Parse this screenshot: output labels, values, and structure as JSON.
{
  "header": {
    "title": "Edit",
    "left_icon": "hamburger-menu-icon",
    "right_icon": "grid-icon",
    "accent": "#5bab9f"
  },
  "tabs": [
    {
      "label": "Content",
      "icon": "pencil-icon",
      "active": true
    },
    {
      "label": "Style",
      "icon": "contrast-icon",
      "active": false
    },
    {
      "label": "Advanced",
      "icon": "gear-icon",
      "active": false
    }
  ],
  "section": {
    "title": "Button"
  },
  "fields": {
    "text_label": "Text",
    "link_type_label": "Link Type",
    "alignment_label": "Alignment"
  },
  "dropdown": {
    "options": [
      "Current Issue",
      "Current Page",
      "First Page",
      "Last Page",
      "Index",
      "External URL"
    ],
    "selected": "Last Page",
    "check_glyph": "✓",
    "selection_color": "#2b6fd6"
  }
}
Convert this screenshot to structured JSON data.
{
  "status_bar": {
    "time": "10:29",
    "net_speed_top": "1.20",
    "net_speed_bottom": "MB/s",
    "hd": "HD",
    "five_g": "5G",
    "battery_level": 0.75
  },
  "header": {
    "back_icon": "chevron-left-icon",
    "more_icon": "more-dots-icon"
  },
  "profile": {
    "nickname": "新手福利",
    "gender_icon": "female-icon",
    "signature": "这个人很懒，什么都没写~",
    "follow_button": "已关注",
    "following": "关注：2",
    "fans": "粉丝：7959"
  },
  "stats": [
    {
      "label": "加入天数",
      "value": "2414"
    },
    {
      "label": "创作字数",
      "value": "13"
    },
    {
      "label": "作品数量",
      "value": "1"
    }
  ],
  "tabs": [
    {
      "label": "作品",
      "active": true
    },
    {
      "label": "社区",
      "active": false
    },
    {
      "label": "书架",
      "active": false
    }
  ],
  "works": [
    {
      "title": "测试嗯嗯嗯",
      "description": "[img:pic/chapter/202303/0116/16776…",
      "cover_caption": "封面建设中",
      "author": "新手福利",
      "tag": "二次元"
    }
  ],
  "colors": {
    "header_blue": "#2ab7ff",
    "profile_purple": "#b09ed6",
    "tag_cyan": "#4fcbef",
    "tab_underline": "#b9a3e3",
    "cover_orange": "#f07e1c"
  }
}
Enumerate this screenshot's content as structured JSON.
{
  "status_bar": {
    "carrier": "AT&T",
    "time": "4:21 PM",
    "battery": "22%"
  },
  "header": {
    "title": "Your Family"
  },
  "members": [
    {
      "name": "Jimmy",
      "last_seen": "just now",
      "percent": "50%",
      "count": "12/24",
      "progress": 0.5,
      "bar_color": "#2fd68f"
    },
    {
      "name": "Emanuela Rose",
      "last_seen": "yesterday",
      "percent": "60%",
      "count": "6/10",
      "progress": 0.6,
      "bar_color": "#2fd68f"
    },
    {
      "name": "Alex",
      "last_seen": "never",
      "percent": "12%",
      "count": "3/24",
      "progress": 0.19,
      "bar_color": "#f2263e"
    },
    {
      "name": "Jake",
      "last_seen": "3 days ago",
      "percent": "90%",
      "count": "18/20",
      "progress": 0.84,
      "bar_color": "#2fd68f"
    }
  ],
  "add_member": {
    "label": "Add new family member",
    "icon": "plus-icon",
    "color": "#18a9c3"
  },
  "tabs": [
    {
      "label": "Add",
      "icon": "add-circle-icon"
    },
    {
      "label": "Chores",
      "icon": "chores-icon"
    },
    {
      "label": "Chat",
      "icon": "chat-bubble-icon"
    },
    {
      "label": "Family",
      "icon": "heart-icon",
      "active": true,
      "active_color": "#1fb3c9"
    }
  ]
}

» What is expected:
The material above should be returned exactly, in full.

» Answer space:
Parse this screenshot: output labels, values, and structure as JSON.
{
  "header": {
    "title": "Edit",
    "left_icon": "hamburger-menu-icon",
    "right_icon": "grid-icon",
    "accent": "#5bab9f"
  },
  "tabs": [
    {
      "label": "Content",
      "icon": "pencil-icon",
      "active": true
    },
    {
      "label": "Style",
      "icon": "contrast-icon",
      "active": false
    },
    {
      "label": "Advanced",
      "icon": "gear-icon",
      "active": false
    }
  ],
  "section": {
    "title": "Button"
  },
  "fields": {
    "text_label": "Text",
    "link_type_label": "Link Type",
    "alignment_label": "Alignment"
  },
  "dropdown": {
    "options": [
      "Current Issue",
      "Current Page",
      "First Page",
      "Last Page",
      "Index",
      "External URL"
    ],
    "selected": "Last Page",
    "check_glyph": "✓",
    "selection_color": "#2b6fd6"
  }
}
Convert this screenshot to structured JSON data.
{
  "status_bar": {
    "time": "10:29",
    "net_speed_top": "1.20",
    "net_speed_bottom": "MB/s",
    "hd": "HD",
    "five_g": "5G",
    "battery_level": 0.75
  },
  "header": {
    "back_icon": "chevron-left-icon",
    "more_icon": "more-dots-icon"
  },
  "profile": {
    "nickname": "新手福利",
    "gender_icon": "female-icon",
    "signature": "这个人很懒，什么都没写~",
    "follow_button": "已关注",
    "following": "关注：2",
    "fans": "粉丝：7959"
  },
  "stats": [
    {
      "label": "加入天数",
      "value": "2414"
    },
    {
      "label": "创作字数",
      "value": "13"
    },
    {
      "label": "作品数量",
      "value": "1"
    }
  ],
  "tabs": [
    {
      "label": "作品",
      "active": true
    },
    {
      "label": "社区",
      "active": false
    },
    {
      "label": "书架",
      "active": false
    }
  ],
  "works": [
    {
      "title": "测试嗯嗯嗯",
      "description": "[img:pic/chapter/202303/0116/16776…",
      "cover_caption": "封面建设中",
      "author": "新手福利",
      "tag": "二次元"
    }
  ],
  "colors": {
    "header_blue": "#2ab7ff",
    "profile_purple": "#b09ed6",
    "tag_cyan": "#4fcbef",
    "tab_underline": "#b9a3e3",
    "cover_orange": "#f07e1c"
  }
}
Enumerate this screenshot's content as structured JSON.
{
  "status_bar": {
    "carrier": "AT&T",
    "time": "4:21 PM",
    "battery": "22%"
  },
  "header": {
    "title": "Your Family"
  },
  "members": [
    {
      "name": "Jimmy",
      "last_seen": "just now",
      "percent": "50%",
      "count": "12/24",
      "progress": 0.5,
      "bar_color": "#2fd68f"
    },
    {
      "name": "Emanuela Rose",
      "last_seen": "yesterday",
      "percent": "60%",
      "count": "6/10",
      "progress": 0.6,
      "bar_color": "#2fd68f"
    },
    {
      "name": "Alex",
      "last_seen": "never",
      "percent": "12%",
      "count": "3/24",
      "progress": 0.19,
      "bar_color": "#f2263e"
    },
    {
      "name": "Jake",
      "last_seen": "3 days ago",
      "percent": "90%",
      "count": "18/20",
      "progress": 0.84,
      "bar_color": "#2fd68f"
    }
  ],
  "add_member": {
    "label": "Add new family member",
    "icon": "plus-icon",
    "color": "#18a9c3"
  },
  "tabs": [
    {
      "label": "Add",
      "icon": "add-circle-icon"
    },
    {
      "label": "Chores",
      "icon": "chores-icon"
    },
    {
      "label": "Chat",
      "icon": "chat-bubble-icon"
    },
    {
      "label": "Family",
      "icon": "heart-icon",
      "active": true,
      "active_color": "#1fb3c9"
    }
  ]
}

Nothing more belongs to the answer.